Vice president’s team selects Judith Garcia ’13 for advisory group
City councilor among leaders offering insights on Honduras to deepen relationships
For the past six years, Judith García ’13 has helped residents navigate challenges and solve problems as a city councilor in Chelsea, Mass. Now, her expertise as an elected official in a city that has one of the state’s largest Honduran immigrant populations is coming in handy on an international level.
García, who designed her own independent major in urban studies while at Wheaton College, was selected “to be among 10 other national Honduran-American leaders to share ideas and priorities in preparation for Vice President Kamala Harris’s visit to Honduras [in January 2022],” according to a February news article in the Chelsea Record newspaper.
The newspaper wrote about García’s selection in the story “Councilor Judith García Tapped by the Office of Vice President Kamala Harris to Deepen Bilateral Relations With Honduras.”

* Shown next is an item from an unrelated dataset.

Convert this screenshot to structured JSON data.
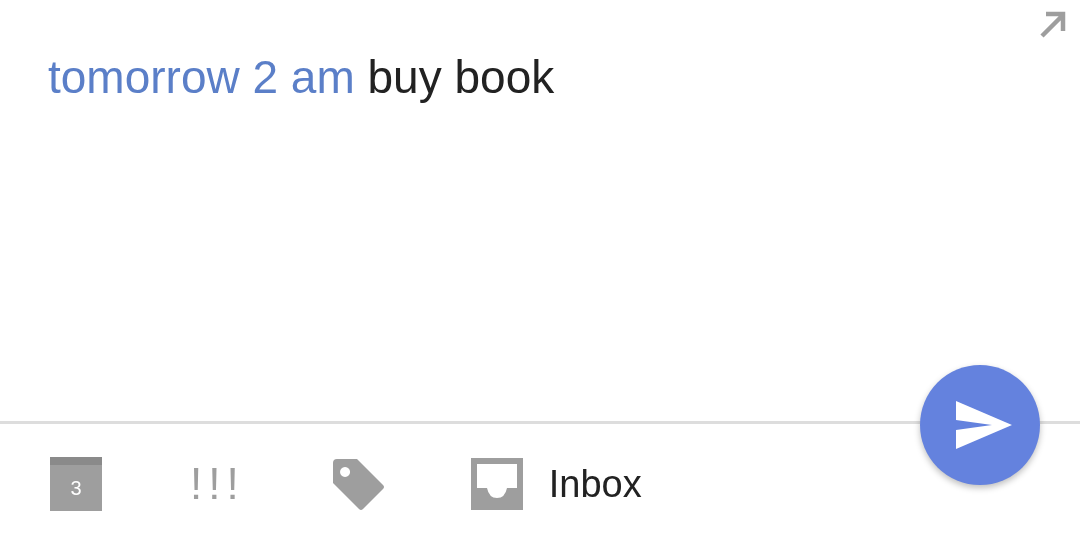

Vice President Harris’s national security team selected García to help advise the agenda ahead of the trip for the inauguration of Honduran President Xiomara Castro.
The advisory meetings with Vice President Harris’s team have been virtual so far and the conversations are ongoing, said García, who currently is running for state representative in the newly created 11th Suffolk District.

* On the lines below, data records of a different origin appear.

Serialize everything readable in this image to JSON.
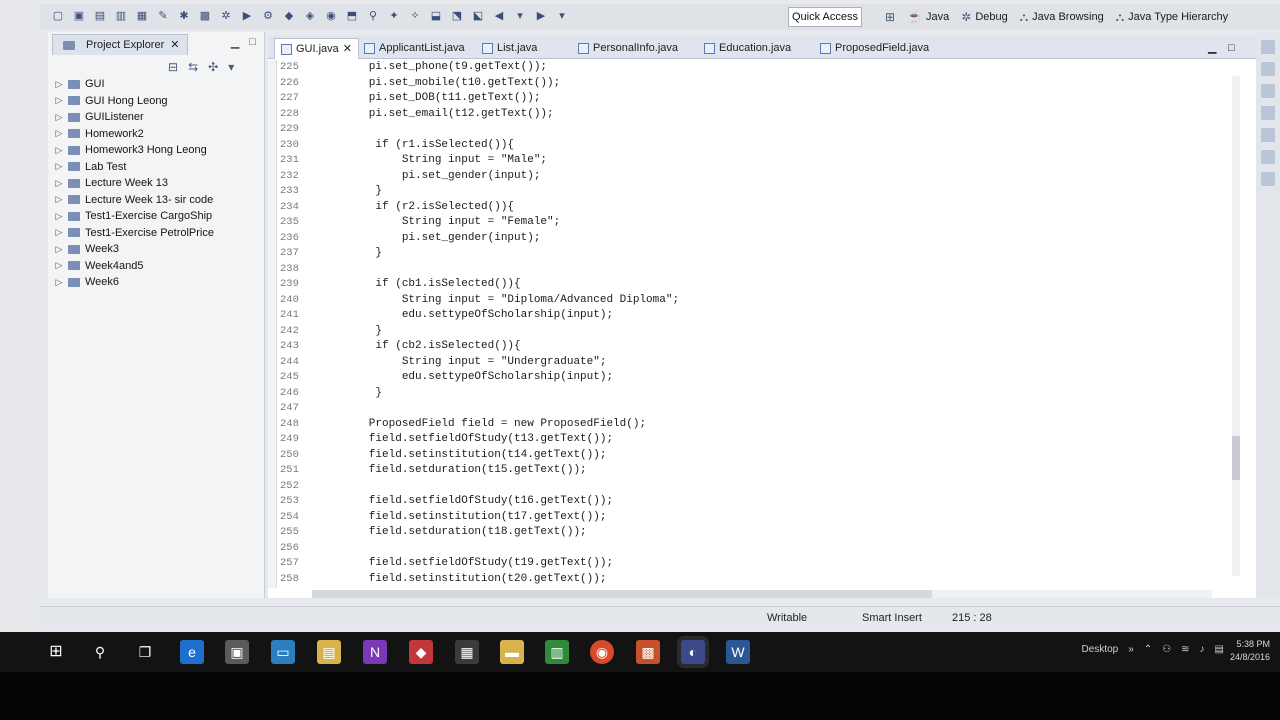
{
  "toolbar": {
    "quick_access": "Quick Access",
    "perspectives": [
      {
        "label": "Java",
        "icon": "java-perspective-icon"
      },
      {
        "label": "Debug",
        "icon": "debug-perspective-icon"
      },
      {
        "label": "Java Browsing",
        "icon": "java-browsing-icon"
      },
      {
        "label": "Java Type Hierarchy",
        "icon": "type-hierarchy-icon"
      }
    ]
  },
  "explorer": {
    "title": "Project Explorer",
    "items": [
      {
        "label": "GUI"
      },
      {
        "label": "GUI Hong Leong"
      },
      {
        "label": "GUIListener"
      },
      {
        "label": "Homework2"
      },
      {
        "label": "Homework3 Hong Leong"
      },
      {
        "label": "Lab Test"
      },
      {
        "label": "Lecture Week 13"
      },
      {
        "label": "Lecture Week 13- sir code"
      },
      {
        "label": "Test1-Exercise CargoShip"
      },
      {
        "label": "Test1-Exercise PetrolPrice"
      },
      {
        "label": "Week3"
      },
      {
        "label": "Week4and5"
      },
      {
        "label": "Week6"
      }
    ]
  },
  "editor": {
    "tabs": [
      {
        "label": "GUI.java",
        "active": true
      },
      {
        "label": "ApplicantList.java"
      },
      {
        "label": "List.java"
      },
      {
        "label": "PersonalInfo.java"
      },
      {
        "label": "Education.java"
      },
      {
        "label": "ProposedField.java"
      }
    ],
    "lines": [
      {
        "n": "225",
        "text": "        pi.set_phone(t9.getText());"
      },
      {
        "n": "226",
        "text": "        pi.set_mobile(t10.getText());"
      },
      {
        "n": "227",
        "text": "        pi.set_DOB(t11.getText());"
      },
      {
        "n": "228",
        "text": "        pi.set_email(t12.getText());"
      },
      {
        "n": "229",
        "text": ""
      },
      {
        "n": "230",
        "text": "         if (r1.isSelected()){"
      },
      {
        "n": "231",
        "text": "             String input = \"Male\";"
      },
      {
        "n": "232",
        "text": "             pi.set_gender(input);"
      },
      {
        "n": "233",
        "text": "         }"
      },
      {
        "n": "234",
        "text": "         if (r2.isSelected()){"
      },
      {
        "n": "235",
        "text": "             String input = \"Female\";"
      },
      {
        "n": "236",
        "text": "             pi.set_gender(input);"
      },
      {
        "n": "237",
        "text": "         }"
      },
      {
        "n": "238",
        "text": ""
      },
      {
        "n": "239",
        "text": "         if (cb1.isSelected()){"
      },
      {
        "n": "240",
        "text": "             String input = \"Diploma/Advanced Diploma\";"
      },
      {
        "n": "241",
        "text": "             edu.settypeOfScholarship(input);"
      },
      {
        "n": "242",
        "text": "         }"
      },
      {
        "n": "243",
        "text": "         if (cb2.isSelected()){"
      },
      {
        "n": "244",
        "text": "             String input = \"Undergraduate\";"
      },
      {
        "n": "245",
        "text": "             edu.settypeOfScholarship(input);"
      },
      {
        "n": "246",
        "text": "         }"
      },
      {
        "n": "247",
        "text": ""
      },
      {
        "n": "248",
        "text": "        ProposedField field = new ProposedField();"
      },
      {
        "n": "249",
        "text": "        field.setfieldOfStudy(t13.getText());"
      },
      {
        "n": "250",
        "text": "        field.setinstitution(t14.getText());"
      },
      {
        "n": "251",
        "text": "        field.setduration(t15.getText());"
      },
      {
        "n": "252",
        "text": ""
      },
      {
        "n": "253",
        "text": "        field.setfieldOfStudy(t16.getText());"
      },
      {
        "n": "254",
        "text": "        field.setinstitution(t17.getText());"
      },
      {
        "n": "255",
        "text": "        field.setduration(t18.getText());"
      },
      {
        "n": "256",
        "text": ""
      },
      {
        "n": "257",
        "text": "        field.setfieldOfStudy(t19.getText());"
      },
      {
        "n": "258",
        "text": "        field.setinstitution(t20.getText());"
      }
    ]
  },
  "status": {
    "writable": "Writable",
    "insert_mode": "Smart Insert",
    "position": "215 : 28"
  },
  "taskbar": {
    "desktop": "Desktop",
    "time": "5:38 PM",
    "date": "24/8/2016"
  },
  "colors": {
    "string_literal": "#2a00ff",
    "editor_bg": "#ffffff",
    "taskbar_bg": "#131313"
  }
}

She expressed her great appreciation for being selected. “I am honored to be a part of this important bilateral conversation by joining forces with the administration of Vice President Harris and other United States Honduran leaders. As a councilor in one of the states that is home to thousands of Hondurans, it is important to address the needs of the Hondurans who reside here,” she told the news writer.
García was born and raised in Chelsea, Mass., but her Honduran roots run deep and ground her in her work serving constituents.
“My mother arrived here 33 years ago from Honduras with next to nothing. She brought me up as a single mom, working shifts at a local factory to provide for us—a factory she still works in to this day, as an essential worker,” said Councilor García. “I am who I am today because of her and because of the community that welcomed us and gave us a place to truly belong.”
García has recently worked with community leaders, activists and the local organization Hondureños Unidos de Massachusetts to advocate successfully for the establishment of the first Consulate of Honduras located in Chelsea.
“Through the collective voices of Hondureños Unidos of Massachusetts and the advocacy of our city manager and myself, we managed to convince the government to approve funding for the creation of this new consulate. We are proud to say that not only did we address a vital need for Hondurans of Massachusetts and New England but we also fostered a relationship with the consulate to ensure they became invested in local cultural efforts and in humanitarian causes.”
Most recently, she also visited the White House. For Cinco de Mayo, President Joe Biden invited García and a small cohort of influential Latino politicians and activists, including the First Lady of Mexico, to a reception at the White House.